Not long after becoming Prime Minister Key sashayed, dancing with the locals in the Pacific and confided he may have gone a step too far. He was given an assurance that the public would love it and they did.
The more the accolades flowed the more he let his wispy hair loose, posing for derp faces on university campuses all over the country - and of course who could forget the ponytail tugs?
It was that not-being-afraid-to-make-a-dick-or-yourself attitude that appealed to the public. Bill English tried too hard, posting run-walk Facebook videos and even showing how adept he was at making a pizza with spaghetti.

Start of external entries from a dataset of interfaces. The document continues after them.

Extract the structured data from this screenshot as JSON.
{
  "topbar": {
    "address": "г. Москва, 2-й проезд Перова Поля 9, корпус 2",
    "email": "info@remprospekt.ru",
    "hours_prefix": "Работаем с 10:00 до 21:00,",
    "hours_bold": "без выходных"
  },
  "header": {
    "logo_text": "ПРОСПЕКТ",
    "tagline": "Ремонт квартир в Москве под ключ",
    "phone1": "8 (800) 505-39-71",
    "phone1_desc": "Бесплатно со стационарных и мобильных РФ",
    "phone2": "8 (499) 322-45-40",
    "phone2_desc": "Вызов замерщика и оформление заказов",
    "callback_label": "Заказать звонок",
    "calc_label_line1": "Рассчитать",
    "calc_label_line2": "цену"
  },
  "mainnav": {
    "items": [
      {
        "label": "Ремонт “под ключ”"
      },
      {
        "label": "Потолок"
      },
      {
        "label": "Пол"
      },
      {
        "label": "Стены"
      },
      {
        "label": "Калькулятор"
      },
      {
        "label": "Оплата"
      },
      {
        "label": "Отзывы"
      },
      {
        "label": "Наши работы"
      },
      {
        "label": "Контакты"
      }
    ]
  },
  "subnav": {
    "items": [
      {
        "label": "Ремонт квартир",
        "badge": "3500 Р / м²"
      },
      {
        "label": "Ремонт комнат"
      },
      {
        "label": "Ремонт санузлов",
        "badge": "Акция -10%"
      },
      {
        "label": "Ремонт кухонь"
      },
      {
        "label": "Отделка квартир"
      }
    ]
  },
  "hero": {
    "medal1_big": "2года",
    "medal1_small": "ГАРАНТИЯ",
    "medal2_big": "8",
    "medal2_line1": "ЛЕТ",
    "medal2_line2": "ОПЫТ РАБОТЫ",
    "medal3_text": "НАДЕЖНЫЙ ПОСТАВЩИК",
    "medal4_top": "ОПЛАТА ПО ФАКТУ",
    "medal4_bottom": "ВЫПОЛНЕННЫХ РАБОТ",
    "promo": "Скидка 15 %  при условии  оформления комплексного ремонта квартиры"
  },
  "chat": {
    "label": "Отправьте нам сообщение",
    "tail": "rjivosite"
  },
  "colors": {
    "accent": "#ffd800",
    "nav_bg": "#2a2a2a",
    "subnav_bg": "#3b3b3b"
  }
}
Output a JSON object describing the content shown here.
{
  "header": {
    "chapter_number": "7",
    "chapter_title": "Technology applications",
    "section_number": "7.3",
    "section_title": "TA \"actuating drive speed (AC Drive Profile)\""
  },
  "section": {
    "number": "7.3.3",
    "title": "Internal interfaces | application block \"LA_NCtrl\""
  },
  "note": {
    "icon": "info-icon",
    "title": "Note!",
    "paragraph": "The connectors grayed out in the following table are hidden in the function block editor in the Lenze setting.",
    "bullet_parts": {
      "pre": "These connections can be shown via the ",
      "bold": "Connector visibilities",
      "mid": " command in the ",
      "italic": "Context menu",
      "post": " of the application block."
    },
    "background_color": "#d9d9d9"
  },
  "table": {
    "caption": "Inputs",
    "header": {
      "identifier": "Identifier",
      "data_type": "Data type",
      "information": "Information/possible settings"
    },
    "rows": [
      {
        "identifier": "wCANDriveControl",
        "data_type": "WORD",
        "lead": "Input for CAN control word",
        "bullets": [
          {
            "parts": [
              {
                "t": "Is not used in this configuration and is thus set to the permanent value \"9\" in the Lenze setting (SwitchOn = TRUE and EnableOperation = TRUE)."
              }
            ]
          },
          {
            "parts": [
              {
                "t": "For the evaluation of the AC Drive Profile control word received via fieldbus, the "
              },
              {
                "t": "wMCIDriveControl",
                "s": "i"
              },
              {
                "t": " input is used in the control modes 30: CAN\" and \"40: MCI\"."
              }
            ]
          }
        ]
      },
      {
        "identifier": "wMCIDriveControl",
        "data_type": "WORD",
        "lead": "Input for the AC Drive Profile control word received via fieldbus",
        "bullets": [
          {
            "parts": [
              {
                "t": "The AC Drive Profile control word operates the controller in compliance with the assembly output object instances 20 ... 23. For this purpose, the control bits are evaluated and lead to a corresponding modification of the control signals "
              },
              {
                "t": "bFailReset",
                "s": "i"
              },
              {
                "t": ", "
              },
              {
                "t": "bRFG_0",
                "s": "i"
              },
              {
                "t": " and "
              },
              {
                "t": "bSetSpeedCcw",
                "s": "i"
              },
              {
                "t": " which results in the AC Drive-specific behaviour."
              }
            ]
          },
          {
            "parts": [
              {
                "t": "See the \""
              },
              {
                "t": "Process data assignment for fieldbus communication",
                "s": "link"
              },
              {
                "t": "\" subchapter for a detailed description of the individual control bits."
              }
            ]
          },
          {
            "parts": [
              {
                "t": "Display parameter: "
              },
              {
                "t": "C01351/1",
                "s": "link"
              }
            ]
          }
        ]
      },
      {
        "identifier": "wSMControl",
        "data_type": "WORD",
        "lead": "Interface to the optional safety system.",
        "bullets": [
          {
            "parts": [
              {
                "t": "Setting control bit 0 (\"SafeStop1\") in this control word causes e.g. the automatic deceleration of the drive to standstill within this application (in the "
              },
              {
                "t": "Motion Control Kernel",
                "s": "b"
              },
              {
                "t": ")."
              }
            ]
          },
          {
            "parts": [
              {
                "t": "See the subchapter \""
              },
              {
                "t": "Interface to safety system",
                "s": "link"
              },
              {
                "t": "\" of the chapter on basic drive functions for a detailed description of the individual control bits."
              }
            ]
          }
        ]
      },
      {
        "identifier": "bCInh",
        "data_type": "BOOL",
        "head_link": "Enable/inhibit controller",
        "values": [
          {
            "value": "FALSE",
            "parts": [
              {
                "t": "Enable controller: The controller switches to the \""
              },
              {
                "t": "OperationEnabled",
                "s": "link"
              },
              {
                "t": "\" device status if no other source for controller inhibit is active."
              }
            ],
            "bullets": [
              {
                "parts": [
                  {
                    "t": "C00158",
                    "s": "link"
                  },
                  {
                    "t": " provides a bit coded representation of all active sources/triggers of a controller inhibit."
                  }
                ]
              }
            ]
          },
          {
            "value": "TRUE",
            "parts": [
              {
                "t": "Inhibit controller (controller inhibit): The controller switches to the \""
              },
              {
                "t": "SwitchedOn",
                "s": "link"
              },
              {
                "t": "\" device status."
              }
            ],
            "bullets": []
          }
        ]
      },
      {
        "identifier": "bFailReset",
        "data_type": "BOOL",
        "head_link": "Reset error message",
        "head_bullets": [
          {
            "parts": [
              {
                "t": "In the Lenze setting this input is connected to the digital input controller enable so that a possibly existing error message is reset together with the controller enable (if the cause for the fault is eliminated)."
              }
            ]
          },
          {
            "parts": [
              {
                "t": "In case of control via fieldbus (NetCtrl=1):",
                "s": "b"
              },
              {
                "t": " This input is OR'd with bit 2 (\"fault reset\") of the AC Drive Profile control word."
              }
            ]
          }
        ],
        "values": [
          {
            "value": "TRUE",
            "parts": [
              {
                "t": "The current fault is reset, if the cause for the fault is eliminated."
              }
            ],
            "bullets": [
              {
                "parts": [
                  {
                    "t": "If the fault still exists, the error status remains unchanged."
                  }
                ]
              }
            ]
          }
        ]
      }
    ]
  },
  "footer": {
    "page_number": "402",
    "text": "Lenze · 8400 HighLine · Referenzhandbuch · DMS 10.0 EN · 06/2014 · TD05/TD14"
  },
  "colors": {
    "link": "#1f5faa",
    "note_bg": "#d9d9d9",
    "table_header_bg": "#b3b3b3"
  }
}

She may not have cracked it at home and by comparison Jacinda Ardern's been relatively well behaved, but she certainly has the novelty factor when she travels abroad. All the television networks clamour to have her on their shows, she's a leader, she's young, had a baby in office and will at some stage be getting married. They're the perfect ingredients to attract an audience of the uninitiated.
Like John Key before her, she was invited a year ago to appear on The Late Show beaming out from New York to a television audience of more than three million. Like Key did with Letterman, Ardern invited his successor Stephen Colbert to New Zealand, offering to pick him up at the airport (the same offer made by Key).
But she had the pulling power and Colbert came here, with an inducement of more than a hundred grand to stay at and taste this country's finest. Colbert arranged for her to pop into his show when she was in the Big Apple recently, renewing her invitation to visit us )when in reality he'd already made the bookings).
And she did pick him up at Auckland Airport, with filming starting on the weird trip into the city with the pair giving quivering voice to Queen's Bohemian Rhapsody after Colbert annoyingly tried repeatedly to hack into her phone.
Was the Prime Minister driving to the airport to pick him up demeaning the office? Initially that was my thought, but having seen the 12-minute segment which concluded with a barbecue of sausages and white bread at Ardern's modest home, I've changed my mind.
It was exposure that money couldn't buy, with Colbert being billed as the 'newest Zealander' and with him telling his audience all he could think of the entire time he was here was that he wished everyone could have come with him.
New Zealand is, he opined, one of the greatest places on Earth, the people are incredible, and the landscapes are absolutely breathtaking, he enthused. Put that in your tourism pipe and smoke it!